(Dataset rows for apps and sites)
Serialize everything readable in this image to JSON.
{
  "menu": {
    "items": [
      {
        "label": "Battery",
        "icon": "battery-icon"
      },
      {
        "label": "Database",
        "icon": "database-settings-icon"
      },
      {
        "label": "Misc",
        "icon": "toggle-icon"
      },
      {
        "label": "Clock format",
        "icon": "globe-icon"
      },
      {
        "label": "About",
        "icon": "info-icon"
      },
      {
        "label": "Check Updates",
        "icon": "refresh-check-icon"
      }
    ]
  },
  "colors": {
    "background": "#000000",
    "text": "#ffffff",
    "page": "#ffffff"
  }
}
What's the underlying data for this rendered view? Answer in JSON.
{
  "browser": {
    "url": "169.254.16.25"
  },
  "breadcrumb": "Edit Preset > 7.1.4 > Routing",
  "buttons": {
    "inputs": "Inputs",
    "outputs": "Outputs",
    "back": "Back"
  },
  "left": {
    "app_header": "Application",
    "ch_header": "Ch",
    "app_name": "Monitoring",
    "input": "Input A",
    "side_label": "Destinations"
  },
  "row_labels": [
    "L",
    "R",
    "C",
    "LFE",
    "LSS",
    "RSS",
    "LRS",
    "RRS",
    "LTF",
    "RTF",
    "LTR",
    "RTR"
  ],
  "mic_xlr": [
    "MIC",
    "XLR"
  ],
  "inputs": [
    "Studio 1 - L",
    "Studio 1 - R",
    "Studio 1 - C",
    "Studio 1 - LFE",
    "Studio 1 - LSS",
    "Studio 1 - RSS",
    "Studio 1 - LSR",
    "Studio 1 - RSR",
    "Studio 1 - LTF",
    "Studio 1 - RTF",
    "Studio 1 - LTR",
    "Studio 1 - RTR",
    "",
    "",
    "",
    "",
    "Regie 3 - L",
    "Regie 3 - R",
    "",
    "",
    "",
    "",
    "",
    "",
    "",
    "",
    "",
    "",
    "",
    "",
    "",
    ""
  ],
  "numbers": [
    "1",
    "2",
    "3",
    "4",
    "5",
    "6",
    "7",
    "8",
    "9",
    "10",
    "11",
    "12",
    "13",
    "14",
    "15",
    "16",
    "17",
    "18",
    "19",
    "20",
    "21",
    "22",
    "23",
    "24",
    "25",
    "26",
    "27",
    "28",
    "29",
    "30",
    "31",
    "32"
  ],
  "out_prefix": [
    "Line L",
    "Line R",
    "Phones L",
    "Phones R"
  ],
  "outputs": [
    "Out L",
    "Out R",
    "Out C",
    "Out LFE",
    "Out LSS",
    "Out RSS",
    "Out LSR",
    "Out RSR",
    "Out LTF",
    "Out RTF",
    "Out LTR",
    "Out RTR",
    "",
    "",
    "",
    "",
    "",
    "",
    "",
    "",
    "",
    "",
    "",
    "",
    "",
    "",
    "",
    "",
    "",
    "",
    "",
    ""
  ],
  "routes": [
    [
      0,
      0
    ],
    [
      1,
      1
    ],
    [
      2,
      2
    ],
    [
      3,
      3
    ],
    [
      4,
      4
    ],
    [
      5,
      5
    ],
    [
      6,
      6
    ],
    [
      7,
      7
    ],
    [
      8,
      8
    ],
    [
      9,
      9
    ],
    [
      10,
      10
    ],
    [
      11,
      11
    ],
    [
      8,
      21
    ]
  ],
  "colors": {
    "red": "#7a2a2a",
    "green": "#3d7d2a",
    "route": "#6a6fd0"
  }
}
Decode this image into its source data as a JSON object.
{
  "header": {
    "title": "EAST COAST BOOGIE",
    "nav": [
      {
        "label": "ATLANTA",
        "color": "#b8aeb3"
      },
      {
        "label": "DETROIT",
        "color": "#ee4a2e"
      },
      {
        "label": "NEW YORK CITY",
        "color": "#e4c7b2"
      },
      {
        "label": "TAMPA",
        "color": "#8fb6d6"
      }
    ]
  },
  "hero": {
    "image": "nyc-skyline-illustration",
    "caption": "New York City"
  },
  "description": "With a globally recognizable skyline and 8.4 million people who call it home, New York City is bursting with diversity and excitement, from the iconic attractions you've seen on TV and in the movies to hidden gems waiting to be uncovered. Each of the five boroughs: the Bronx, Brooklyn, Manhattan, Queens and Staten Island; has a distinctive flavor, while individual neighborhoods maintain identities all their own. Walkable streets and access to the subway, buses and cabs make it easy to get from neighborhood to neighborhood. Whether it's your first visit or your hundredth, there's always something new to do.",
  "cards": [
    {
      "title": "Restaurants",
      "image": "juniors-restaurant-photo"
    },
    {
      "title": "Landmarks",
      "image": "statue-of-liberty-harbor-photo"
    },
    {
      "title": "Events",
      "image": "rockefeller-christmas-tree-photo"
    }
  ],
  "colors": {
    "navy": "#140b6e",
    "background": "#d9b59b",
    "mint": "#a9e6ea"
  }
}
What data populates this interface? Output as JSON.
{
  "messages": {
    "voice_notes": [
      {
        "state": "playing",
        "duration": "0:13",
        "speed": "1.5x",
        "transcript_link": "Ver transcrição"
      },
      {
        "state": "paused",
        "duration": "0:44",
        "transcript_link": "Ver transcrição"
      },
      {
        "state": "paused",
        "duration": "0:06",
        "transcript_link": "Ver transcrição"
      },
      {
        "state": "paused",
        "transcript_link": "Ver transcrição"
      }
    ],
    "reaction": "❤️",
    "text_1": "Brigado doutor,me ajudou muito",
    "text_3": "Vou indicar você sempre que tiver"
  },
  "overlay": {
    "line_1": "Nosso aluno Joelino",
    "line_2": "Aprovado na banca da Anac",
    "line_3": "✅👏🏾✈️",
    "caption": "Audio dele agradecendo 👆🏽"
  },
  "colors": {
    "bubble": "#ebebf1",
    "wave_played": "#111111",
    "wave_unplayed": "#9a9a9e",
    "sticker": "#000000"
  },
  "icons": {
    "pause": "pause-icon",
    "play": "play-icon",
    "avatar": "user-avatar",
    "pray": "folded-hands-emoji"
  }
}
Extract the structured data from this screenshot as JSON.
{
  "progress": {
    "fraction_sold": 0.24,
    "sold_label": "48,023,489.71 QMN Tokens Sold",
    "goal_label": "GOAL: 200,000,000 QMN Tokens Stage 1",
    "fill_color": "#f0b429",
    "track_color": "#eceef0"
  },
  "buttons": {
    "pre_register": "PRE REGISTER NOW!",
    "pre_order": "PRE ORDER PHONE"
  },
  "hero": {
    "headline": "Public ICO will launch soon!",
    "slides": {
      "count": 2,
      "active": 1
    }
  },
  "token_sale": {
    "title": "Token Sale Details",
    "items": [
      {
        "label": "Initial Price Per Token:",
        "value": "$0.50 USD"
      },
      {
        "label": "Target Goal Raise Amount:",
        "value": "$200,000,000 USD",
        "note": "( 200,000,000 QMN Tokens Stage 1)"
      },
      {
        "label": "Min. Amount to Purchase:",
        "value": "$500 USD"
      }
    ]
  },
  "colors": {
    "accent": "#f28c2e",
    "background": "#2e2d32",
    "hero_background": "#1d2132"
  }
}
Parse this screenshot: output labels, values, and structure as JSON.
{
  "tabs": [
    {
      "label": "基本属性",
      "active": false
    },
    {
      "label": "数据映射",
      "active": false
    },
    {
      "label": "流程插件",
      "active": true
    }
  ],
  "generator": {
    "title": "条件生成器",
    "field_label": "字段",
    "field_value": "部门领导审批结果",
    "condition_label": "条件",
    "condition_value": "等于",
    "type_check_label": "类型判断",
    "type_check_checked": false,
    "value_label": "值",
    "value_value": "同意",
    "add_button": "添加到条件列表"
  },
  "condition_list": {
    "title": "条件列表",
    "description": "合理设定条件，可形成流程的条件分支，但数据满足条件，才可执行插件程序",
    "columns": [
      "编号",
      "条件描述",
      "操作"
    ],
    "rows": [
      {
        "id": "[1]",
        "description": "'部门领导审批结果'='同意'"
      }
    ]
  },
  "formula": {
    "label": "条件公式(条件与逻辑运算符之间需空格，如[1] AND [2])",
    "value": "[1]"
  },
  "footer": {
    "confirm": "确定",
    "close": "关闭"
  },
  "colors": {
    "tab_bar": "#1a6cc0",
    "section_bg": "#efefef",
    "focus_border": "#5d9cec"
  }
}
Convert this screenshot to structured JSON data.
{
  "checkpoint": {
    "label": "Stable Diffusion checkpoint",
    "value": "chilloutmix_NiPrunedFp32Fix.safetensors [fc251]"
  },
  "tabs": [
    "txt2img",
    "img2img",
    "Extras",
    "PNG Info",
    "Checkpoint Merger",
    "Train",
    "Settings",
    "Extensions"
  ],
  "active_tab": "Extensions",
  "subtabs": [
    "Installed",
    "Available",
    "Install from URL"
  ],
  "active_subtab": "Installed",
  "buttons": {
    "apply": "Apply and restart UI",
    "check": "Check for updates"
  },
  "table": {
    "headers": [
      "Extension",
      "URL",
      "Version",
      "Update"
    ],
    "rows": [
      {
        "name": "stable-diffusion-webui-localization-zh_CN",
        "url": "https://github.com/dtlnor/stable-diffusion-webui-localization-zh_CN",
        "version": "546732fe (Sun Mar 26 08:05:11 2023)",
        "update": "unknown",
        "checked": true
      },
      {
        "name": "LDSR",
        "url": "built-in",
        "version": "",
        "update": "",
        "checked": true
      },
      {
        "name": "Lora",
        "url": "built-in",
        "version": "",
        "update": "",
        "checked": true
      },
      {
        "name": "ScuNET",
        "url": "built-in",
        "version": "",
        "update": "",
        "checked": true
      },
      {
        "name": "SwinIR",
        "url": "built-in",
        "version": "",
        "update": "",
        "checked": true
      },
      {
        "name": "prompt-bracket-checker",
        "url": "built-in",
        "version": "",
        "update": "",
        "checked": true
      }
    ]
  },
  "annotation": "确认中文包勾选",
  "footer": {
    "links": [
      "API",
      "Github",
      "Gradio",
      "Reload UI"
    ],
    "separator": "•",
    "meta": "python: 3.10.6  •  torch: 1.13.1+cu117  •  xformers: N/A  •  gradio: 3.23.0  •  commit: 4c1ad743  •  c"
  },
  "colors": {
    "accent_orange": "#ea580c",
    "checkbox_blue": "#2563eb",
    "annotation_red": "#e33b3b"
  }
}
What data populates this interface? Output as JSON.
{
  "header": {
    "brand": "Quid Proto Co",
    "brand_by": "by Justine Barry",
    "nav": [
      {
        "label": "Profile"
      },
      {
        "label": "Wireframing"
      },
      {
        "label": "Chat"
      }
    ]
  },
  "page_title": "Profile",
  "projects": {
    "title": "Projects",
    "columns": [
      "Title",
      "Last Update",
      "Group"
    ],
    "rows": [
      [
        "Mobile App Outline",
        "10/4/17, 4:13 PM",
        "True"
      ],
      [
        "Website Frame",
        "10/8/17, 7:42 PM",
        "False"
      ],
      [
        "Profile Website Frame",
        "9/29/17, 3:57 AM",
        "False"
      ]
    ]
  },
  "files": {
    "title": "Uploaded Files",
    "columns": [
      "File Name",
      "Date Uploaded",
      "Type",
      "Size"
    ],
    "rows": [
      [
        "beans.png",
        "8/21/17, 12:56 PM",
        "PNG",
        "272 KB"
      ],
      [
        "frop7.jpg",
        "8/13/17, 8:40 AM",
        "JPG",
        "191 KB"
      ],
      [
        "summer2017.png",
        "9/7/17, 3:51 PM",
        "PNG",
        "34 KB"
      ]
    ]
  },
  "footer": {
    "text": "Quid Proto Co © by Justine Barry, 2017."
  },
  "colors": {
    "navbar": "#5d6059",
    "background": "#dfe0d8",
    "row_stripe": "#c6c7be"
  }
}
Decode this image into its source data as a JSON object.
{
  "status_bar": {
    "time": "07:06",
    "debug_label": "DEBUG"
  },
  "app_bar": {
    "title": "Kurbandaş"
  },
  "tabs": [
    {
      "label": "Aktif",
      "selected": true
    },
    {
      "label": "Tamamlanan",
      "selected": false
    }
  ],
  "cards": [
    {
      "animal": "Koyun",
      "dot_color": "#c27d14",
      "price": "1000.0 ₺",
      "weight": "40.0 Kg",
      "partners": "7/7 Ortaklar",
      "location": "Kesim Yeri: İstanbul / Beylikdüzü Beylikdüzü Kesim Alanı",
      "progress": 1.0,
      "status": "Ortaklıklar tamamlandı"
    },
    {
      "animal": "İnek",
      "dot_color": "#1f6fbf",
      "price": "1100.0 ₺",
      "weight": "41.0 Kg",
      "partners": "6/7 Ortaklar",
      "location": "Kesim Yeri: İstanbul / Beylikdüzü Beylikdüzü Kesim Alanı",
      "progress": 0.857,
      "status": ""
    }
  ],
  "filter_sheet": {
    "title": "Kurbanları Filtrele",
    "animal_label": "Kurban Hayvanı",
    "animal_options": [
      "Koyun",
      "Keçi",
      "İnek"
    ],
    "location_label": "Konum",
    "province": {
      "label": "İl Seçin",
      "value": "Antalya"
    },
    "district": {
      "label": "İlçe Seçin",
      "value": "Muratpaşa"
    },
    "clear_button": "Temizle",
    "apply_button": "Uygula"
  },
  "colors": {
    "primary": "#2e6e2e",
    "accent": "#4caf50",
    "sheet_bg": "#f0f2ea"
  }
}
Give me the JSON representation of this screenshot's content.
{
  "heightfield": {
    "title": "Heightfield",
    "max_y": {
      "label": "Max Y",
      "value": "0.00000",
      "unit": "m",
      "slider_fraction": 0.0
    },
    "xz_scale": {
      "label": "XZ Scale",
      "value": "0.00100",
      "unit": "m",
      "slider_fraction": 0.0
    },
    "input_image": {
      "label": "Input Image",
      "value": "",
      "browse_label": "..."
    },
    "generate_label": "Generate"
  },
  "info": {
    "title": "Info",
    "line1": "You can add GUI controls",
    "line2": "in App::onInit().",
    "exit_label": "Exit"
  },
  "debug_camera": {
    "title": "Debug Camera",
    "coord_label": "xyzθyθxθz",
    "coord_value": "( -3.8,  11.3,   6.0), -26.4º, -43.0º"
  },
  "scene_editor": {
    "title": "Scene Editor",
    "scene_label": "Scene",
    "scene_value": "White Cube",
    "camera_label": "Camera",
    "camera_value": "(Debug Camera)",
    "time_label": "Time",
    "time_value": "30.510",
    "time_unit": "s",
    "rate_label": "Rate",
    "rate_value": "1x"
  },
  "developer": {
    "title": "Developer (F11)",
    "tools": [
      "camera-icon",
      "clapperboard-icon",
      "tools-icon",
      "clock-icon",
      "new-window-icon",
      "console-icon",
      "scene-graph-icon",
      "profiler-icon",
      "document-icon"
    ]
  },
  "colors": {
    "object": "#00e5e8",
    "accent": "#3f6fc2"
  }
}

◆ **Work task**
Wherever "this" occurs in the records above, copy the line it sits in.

◆ **Your solution**
Serialize everything readable in this image to JSON.
What's the underlying data for this rendered view? Answer in JSON.
Decode this image into its source data as a JSON object.
What data populates this interface? Output as JSON.
Extract the structured data from this screenshot as JSON.
Parse this screenshot: output labels, values, and structure as JSON.
Convert this screenshot to structured JSON data.
What data populates this interface? Output as JSON.
Decode this image into its source data as a JSON object.
Give me the JSON representation of this screenshot's content.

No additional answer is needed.